The answer to this question is that yes, you should go where people congregate, but yes, you should also invite, bribe, entice, and otherwise encourage others to your website. Here’s why:

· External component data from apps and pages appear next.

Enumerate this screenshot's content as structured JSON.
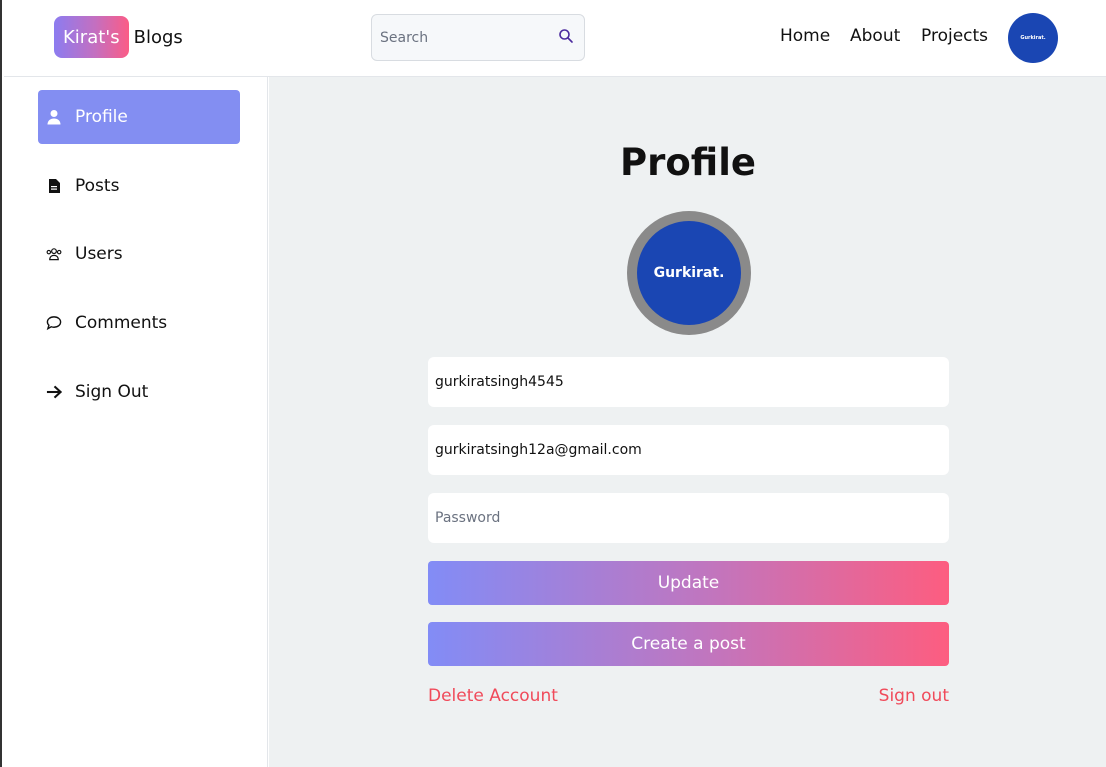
{
  "header": {
    "logo_badge": "Kirat's",
    "logo_text": "Blogs",
    "search_placeholder": "Search",
    "nav": [
      "Home",
      "About",
      "Projects"
    ],
    "avatar_label": "Gurkirat."
  },
  "sidebar": {
    "items": [
      {
        "label": "Profile",
        "icon": "user-icon",
        "active": true
      },
      {
        "label": "Posts",
        "icon": "document-icon",
        "active": false
      },
      {
        "label": "Users",
        "icon": "users-icon",
        "active": false
      },
      {
        "label": "Comments",
        "icon": "comment-icon",
        "active": false
      },
      {
        "label": "Sign Out",
        "icon": "arrow-right-icon",
        "active": false
      }
    ]
  },
  "main": {
    "title": "Profile",
    "avatar_label": "Gurkirat.",
    "username_value": "gurkiratsingh4545",
    "email_value": "gurkiratsingh12a@gmail.com",
    "password_placeholder": "Password",
    "update_label": "Update",
    "create_post_label": "Create a post",
    "delete_account_label": "Delete Account",
    "sign_out_label": "Sign out"
  },
  "colors": {
    "accent": "#838ef2",
    "gradient_start": "#828cf6",
    "gradient_end": "#fd5d80",
    "danger_link": "#f04a5a",
    "avatar_bg": "#1a46b3"
  }
}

  1. Social networking sites own your list of friends and followers. You don’t. If one of them goes out of business, it won’t matter that you have 4,000 followers. Every one of them will vanish into cyber space. By contrast, the list you build through your website belongs to you.
  2. People want to know where you live online. If you’re spread thin across social networks without a strong central hub, your brand will be ineffective at best. Branding is all about distilling your essence for others to grasp with minimal effort. If your online presence is scattered, you’ll have a hard time maintaining a brand.
  3. A neglected website reflects poorly on its owner. Those who connect with you on social sites will sometimes visit your website. A languishing website may make the casual visitor wonder what else you neglect in your writing business. The same can be said of a languishing social media account. You shouldn’t try to be everywhere, so pick and choose where you will and won’t maintain an online presence.
  4. Exclusivity. If your website becomes one of those places people gather, you won’t have to go out and haul people in to connect with you.This takes a great deal of thought and legwork up front, but after that it can pay off.
  5. Less competition. That’s usually not true on social sites where instant messages, notifications, advertisements, and the updates of others all compete for attention. You still need to have an interesting website, but at least visitors will have fewer interruptions while you try to maintain their interest.
  6. Higher search engine rankings. The more traffic your website generates, the higher it ranks in search engines. A higher search engine ranking means that those who enter keyword searches matching content on your website will find your site closer to the top of search results. This brings traffic to your site without any additional effort on your part.
  7. The ability to sell products. Once you give friends and followers a valid reason to come to your site, you can then offer products to them. This privilege can be abused, so be considerate. Remember that visitors to your site want an immediate takeaway, usually for free. Without one, they may not hang around long enough to buy anything.

Do all your social media accounts point to your website? If not, I suggest you change that as soon as possible.

What are your thoughts on this subject?

Related Posts:

SEO Is Not Enough To Grow Your Blog Subscriber List!

Marketing with Integrity: 5 Tips On What Not to Do

Social Media Numbers: How Many Friends and Followers Are Enough?

11 Replies to “Drive Traffic to Your Website Or Social Media Sites? (7 Things A Writer Should Know)”

  1. Great list of reasons, Janalyn! I’ve been thinking about #6 and SEO. Traffic goes up after you hit certain key numbers of blog posts (because of the way search engines interpret you). For example, 100 is a biggie. Search engines give you a promotion after that many posts; and on it goes to their next key number. : )

  2. Thanks for making these points, Janalyn.The juggling act of keeping my website appealing to visitors while I stay active on social media is such a tough job! The thing I still grapple with is turning website visits into sales – any advice on that piece?

    1. Thanks, Jan. You’ve given me the topic of my next post. Look back for your answer on the 11th.

  3. I’ve backed off a bit, in recent months, in trying to drive traffic to my website.

    I still have everything pointing back to my website. However, I have also accepted that a substantial percentage of my FaceBook friends have no interest in stepping outside the FB environment.

    So, I’ve stopped pushing and cajoling and started interacting more in the FB environment. Not sure if it’s a good call or not, but it feels a lot more like interacting and a lot less like manipulating…overall I think that’s a good thing…

    1. Hi, Joe, and thanks for your thoughts. Social networking on social sites is important to an author, so no disagreement there. It’s also best to be sincere. However, for the reasons I listed it’s a mistake to rely on social sites in place of a website. I hope you’ll catch my follow-up post next Monday for ways to increase traffic to your site in a giving and sincere manner.

  4. Oh, #1 is a biggie! We just saw that with Google Friend Connect when Google stopped supporting GFC on non-Blogger blogs last March. Overnight, blogs dropped off people’s Blogger Dashboard (like a feed reader), people who had spent years holding contests with the requirement to “follow my blog on GFC” to drive up their numbers had nothing to show for all their time and effort, and people who had used GFC to gather newsletter subscribers were left with nothing.

    I’ve written on my blog about this. 🙂 We need to “own” our online home.

Comments are closed.

%d bloggers like this: